With food prices skyrocketing thanks to crazy weather and high gas prices, a lot of us are eating on the cheap. And for too many of us, cheap food means the 99-cent menu at the fast food joint is looking pretty good.
But don't let the cost of groceries drive you to the drive-through. Nutritionist Paulette Lambert at the California Health & Longevity Institute says historically, the cheapest "peasant food" has also been the healthiest. It's just a matter of being organized, knowing what to buy, and being willing to cook a little.
Here are a few of her tips:
Less meat, more grains. Think about substituting lentils for ground beef in chili (recipe below) or toss beans in with chicken to stretch your meals.
Cheaper cuts of meat. Chicken thigh meat costs half what breast meat does, and once you trim the fat off of it, the difference in calories won't make any difference to your health.
High-protein pasta. Looks and tastes like white flour pasta, but is made with half legume flour, so it has the protein and fiber of beans snuck in.
Seasonal veggies are cheaper, and taste better -- so eat what's growing now.
Cheaper fish can be better in a lot of dishes.
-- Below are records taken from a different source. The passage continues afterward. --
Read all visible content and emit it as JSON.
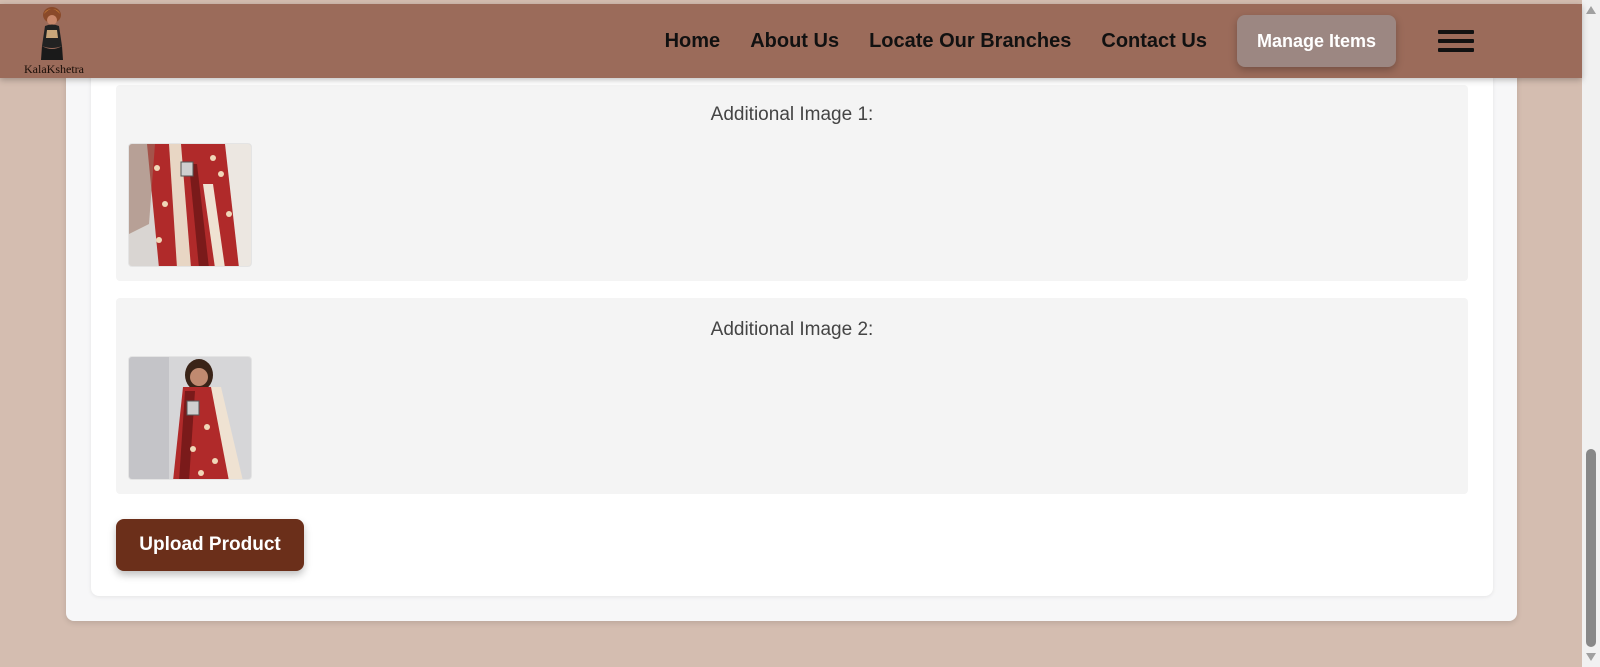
{
  "brand": {
    "name": "KalaKshetra",
    "logo_icon": "woman-figure-logo"
  },
  "nav": {
    "links": [
      "Home",
      "About Us",
      "Locate Our Branches",
      "Contact Us"
    ],
    "manage_label": "Manage Items",
    "menu_icon": "hamburger-menu-icon"
  },
  "form": {
    "sections": [
      {
        "label": "Additional Image 1:",
        "image": "saree-photo-1"
      },
      {
        "label": "Additional Image 2:",
        "image": "saree-photo-2"
      }
    ],
    "upload_label": "Upload Product"
  },
  "colors": {
    "header": "#9b6b5a",
    "page_bg": "#d4bdb0",
    "manage_button": "#9c8782",
    "upload_button": "#6b2f1a",
    "saree_red": "#b02a2a"
  }
}
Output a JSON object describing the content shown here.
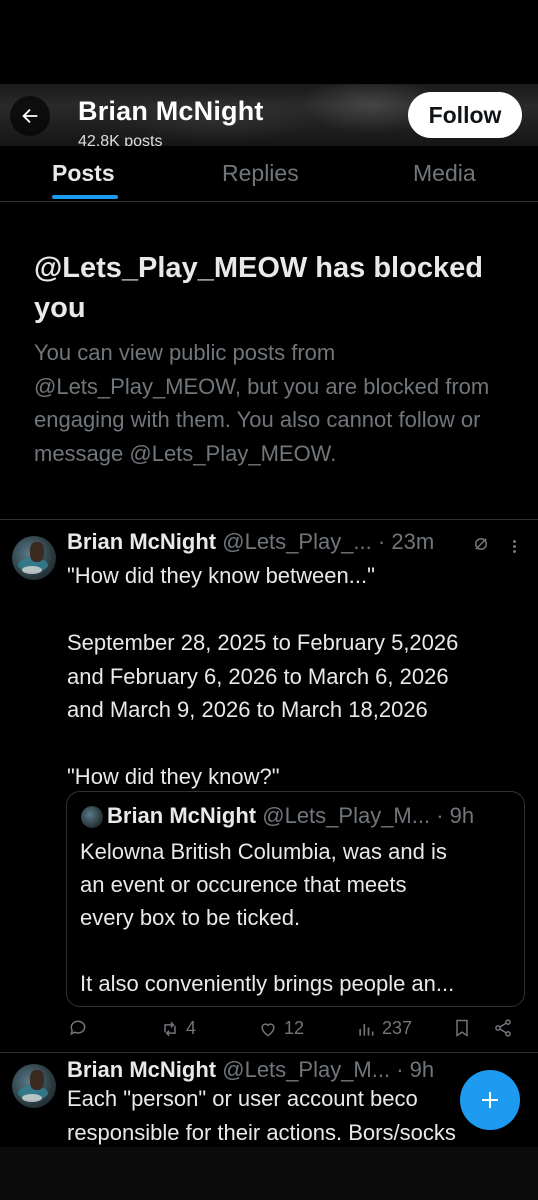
{
  "header": {
    "profile_name": "Brian McNight",
    "followers_partial": "42.8K posts",
    "follow_label": "Follow"
  },
  "tabs": [
    {
      "label": "Posts",
      "active": true
    },
    {
      "label": "Replies",
      "active": false
    },
    {
      "label": "Media",
      "active": false
    }
  ],
  "blocked_notice": {
    "title": "@Lets_Play_MEOW has blocked you",
    "description": "You can view public posts from @Lets_Play_MEOW, but you are blocked from engaging with them. You also cannot follow or message @Lets_Play_MEOW."
  },
  "tweets": [
    {
      "name": "Brian McNight",
      "handle": "@Lets_Play_...",
      "time": "· 23m",
      "body": "\"How did they know between...\"\n\nSeptember 28, 2025 to February 5,2026\nand February 6, 2026 to March 6, 2026\nand March 9, 2026 to March 18,2026\n\n\"How did they know?\"",
      "quote": {
        "name": "Brian McNight",
        "handle": "@Lets_Play_M...",
        "time": "· 9h",
        "body": "Kelowna British Columbia, was and is\nan event or occurence that meets\nevery box to be ticked.\n\nIt also conveniently brings people an..."
      },
      "stats": {
        "retweets": "4",
        "likes": "12",
        "views": "237"
      }
    },
    {
      "name": "Brian McNight",
      "handle": "@Lets_Play_M...",
      "time": "· 9h",
      "body": "Each \"person\" or user account beco\nresponsible for their actions. Bors/socks"
    }
  ],
  "colors": {
    "background": "#000000",
    "text_primary": "#e7e9ea",
    "text_secondary": "#71767b",
    "accent": "#1d9bf0",
    "divider": "#2f3336"
  }
}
Kids will gobble down fish sticks you make yourself from cod, but turn their noses up to higher-priced grilled halibut or seabass.
Check out these recipes below, and get started on a plan won't bust your budget or your waistline: the cheapest ingredients are often the healthiest and best for staying trim.